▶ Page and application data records
──────────

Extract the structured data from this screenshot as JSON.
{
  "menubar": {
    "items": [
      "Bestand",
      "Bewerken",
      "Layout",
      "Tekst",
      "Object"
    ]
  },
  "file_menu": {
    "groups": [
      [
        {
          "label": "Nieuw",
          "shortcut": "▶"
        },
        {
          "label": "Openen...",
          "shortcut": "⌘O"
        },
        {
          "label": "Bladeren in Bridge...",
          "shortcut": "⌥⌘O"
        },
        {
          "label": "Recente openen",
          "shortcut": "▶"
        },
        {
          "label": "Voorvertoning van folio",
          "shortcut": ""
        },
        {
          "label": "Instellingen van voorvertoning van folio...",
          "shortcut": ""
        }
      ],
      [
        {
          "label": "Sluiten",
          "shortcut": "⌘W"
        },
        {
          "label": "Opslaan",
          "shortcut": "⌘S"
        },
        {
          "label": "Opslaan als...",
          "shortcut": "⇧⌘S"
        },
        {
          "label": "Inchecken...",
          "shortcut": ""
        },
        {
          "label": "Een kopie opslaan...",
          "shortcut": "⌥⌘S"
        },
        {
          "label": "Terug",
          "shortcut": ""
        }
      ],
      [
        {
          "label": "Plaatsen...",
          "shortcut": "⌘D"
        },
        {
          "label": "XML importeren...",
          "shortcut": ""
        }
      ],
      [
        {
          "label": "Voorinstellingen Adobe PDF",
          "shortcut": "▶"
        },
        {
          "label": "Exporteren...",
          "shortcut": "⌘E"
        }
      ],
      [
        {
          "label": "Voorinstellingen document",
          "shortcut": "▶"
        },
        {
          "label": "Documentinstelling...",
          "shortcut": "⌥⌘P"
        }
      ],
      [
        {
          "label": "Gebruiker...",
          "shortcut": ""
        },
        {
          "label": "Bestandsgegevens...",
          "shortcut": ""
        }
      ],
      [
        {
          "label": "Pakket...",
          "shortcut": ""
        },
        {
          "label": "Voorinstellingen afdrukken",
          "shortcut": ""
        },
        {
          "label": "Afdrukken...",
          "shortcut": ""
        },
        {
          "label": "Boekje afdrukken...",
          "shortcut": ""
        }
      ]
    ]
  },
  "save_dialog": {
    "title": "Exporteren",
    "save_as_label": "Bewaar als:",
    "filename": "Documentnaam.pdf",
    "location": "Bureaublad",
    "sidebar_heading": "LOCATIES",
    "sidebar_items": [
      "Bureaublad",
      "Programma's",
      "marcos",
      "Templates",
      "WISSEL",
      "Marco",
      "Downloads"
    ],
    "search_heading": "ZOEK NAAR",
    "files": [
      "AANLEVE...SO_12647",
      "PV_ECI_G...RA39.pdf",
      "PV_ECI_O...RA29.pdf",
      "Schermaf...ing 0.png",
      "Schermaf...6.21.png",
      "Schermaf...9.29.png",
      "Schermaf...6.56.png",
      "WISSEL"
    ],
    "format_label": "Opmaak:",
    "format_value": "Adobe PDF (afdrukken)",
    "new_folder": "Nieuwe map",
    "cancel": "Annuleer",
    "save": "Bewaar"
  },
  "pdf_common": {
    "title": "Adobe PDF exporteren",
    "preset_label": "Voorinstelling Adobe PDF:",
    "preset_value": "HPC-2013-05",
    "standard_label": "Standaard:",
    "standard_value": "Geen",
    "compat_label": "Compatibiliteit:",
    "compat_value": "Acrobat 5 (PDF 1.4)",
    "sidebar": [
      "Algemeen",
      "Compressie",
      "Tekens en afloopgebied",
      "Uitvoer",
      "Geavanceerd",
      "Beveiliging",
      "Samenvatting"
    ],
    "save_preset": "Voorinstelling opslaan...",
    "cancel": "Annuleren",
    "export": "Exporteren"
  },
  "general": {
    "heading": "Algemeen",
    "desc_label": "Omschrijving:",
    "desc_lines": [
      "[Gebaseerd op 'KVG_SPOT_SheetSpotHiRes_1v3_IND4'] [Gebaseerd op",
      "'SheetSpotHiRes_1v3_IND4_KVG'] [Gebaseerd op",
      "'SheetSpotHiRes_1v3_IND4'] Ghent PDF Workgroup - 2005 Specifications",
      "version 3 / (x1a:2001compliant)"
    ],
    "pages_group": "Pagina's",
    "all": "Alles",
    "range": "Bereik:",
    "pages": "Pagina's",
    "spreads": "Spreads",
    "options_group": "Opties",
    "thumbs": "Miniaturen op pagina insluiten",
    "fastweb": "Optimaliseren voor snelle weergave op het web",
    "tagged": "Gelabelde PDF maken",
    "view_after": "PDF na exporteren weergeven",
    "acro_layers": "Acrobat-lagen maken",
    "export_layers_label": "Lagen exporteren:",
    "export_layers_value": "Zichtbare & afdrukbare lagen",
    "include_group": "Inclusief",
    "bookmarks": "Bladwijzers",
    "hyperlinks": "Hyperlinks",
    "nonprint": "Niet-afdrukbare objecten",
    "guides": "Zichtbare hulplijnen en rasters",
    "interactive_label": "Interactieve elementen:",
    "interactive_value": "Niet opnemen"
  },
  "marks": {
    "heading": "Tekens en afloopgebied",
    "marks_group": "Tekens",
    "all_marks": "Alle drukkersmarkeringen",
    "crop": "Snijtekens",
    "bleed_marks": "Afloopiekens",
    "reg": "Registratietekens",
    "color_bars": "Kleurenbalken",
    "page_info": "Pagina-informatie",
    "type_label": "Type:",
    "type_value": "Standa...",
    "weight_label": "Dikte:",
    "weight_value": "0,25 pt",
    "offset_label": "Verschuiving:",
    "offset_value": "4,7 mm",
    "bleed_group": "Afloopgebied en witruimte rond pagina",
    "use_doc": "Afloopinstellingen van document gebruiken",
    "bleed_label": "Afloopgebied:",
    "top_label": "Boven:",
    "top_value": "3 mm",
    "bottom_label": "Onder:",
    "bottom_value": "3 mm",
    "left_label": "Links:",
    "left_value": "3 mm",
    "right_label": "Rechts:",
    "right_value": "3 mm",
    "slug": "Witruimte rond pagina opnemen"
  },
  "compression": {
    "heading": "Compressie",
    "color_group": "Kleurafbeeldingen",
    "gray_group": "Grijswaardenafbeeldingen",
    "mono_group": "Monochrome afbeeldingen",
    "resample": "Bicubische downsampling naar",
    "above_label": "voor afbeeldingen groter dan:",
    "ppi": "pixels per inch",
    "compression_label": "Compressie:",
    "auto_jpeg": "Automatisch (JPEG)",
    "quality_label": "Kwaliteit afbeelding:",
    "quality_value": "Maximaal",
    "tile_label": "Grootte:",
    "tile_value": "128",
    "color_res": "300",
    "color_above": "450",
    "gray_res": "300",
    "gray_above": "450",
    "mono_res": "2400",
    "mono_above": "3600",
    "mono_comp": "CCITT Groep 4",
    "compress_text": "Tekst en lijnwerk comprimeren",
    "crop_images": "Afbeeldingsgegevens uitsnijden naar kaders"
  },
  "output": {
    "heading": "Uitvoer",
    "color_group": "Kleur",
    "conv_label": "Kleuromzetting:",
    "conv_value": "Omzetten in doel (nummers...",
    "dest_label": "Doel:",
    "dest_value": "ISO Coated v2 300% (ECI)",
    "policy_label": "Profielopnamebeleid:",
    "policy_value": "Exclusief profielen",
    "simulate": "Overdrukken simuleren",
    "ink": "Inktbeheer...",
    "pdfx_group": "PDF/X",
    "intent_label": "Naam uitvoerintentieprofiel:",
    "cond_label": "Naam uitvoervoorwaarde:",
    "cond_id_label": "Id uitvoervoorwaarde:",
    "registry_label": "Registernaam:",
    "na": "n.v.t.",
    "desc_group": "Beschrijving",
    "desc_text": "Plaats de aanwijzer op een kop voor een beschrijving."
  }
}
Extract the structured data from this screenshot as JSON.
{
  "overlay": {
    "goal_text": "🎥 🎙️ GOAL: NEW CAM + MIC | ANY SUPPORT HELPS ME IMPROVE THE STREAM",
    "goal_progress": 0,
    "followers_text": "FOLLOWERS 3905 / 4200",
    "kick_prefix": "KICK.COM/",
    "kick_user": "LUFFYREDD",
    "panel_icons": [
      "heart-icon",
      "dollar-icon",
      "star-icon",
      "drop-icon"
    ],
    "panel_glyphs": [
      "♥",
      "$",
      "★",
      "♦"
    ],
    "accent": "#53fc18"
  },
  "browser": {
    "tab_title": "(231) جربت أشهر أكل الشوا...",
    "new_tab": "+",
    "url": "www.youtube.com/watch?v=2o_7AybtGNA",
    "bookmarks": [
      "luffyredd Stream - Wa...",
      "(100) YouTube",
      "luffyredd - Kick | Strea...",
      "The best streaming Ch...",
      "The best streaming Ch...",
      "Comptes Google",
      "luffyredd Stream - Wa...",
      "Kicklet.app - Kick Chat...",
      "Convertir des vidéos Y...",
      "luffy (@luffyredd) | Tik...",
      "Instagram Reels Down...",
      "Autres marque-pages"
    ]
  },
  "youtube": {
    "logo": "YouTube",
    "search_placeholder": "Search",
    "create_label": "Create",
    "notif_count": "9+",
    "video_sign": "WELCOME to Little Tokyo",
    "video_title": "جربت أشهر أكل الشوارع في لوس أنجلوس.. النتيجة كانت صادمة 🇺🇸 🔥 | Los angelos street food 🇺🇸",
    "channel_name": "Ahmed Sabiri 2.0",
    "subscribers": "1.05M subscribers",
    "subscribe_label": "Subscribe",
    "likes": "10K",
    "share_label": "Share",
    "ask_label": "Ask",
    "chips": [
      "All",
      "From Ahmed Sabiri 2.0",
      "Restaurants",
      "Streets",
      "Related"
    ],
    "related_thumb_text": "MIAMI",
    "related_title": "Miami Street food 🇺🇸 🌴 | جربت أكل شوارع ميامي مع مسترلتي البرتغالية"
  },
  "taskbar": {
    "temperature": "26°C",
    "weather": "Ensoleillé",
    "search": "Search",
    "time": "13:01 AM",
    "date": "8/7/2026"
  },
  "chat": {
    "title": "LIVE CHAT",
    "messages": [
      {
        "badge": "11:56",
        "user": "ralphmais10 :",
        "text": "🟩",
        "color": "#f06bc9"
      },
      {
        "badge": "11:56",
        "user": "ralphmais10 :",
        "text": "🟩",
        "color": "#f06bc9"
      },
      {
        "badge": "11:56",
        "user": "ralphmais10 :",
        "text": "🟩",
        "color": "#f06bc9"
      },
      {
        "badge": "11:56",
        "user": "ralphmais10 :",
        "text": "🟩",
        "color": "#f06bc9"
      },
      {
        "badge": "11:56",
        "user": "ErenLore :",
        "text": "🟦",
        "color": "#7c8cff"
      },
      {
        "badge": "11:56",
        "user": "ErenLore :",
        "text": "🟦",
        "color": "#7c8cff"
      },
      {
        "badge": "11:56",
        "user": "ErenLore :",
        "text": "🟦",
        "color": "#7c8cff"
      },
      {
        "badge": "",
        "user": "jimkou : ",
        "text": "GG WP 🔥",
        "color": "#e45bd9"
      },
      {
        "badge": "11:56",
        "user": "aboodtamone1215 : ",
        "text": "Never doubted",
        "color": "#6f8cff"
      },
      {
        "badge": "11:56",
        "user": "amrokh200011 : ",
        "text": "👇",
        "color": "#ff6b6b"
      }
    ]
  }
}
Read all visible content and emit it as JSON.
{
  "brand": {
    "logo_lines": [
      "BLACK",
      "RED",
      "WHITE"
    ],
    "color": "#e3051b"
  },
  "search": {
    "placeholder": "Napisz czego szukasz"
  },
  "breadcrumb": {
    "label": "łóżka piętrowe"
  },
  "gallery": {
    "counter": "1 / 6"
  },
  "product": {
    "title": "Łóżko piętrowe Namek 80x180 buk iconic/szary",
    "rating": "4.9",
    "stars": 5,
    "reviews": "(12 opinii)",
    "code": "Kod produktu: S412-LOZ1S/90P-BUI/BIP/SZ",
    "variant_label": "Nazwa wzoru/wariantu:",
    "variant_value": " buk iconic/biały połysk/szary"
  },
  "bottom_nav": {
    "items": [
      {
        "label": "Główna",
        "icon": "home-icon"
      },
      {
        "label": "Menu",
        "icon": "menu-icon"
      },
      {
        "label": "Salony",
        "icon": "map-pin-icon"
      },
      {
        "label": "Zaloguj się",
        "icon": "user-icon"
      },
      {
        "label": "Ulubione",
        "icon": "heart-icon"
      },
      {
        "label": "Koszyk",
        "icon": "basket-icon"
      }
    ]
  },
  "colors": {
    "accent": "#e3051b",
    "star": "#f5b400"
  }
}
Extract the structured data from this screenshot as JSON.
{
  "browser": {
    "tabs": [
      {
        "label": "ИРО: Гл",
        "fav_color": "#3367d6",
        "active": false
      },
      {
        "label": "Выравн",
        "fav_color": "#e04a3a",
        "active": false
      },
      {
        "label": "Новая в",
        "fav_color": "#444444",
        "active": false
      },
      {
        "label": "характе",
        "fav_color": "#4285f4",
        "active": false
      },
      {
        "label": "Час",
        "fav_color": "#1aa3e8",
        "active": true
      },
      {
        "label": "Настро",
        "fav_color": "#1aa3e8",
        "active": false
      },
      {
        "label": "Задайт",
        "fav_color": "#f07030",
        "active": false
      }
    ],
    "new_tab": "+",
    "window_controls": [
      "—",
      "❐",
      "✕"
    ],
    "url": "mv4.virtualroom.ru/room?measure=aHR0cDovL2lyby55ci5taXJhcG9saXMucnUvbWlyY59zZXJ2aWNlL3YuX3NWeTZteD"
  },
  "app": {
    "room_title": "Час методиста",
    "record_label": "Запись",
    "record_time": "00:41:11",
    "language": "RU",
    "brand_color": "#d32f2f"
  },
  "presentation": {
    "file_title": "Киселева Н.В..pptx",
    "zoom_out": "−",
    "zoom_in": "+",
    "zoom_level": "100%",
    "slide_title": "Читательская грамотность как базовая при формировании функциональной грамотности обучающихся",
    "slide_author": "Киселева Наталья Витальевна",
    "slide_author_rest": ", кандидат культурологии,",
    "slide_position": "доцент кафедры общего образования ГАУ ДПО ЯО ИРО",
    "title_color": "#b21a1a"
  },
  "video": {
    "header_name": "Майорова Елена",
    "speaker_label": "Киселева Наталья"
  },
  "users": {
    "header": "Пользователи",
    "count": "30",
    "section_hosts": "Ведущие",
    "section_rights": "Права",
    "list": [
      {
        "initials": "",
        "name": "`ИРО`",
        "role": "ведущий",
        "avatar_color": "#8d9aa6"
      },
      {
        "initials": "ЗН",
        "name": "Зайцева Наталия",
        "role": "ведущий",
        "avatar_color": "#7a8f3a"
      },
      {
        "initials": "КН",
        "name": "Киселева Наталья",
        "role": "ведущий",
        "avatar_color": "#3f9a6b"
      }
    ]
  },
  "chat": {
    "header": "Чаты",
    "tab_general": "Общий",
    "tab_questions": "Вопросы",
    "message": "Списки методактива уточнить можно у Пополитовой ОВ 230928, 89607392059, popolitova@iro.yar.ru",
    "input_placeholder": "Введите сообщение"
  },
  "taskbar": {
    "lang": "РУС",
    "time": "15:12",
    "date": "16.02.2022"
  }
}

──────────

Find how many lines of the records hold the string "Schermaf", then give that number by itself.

▶ ANSWER TO THIS PROBLEM
4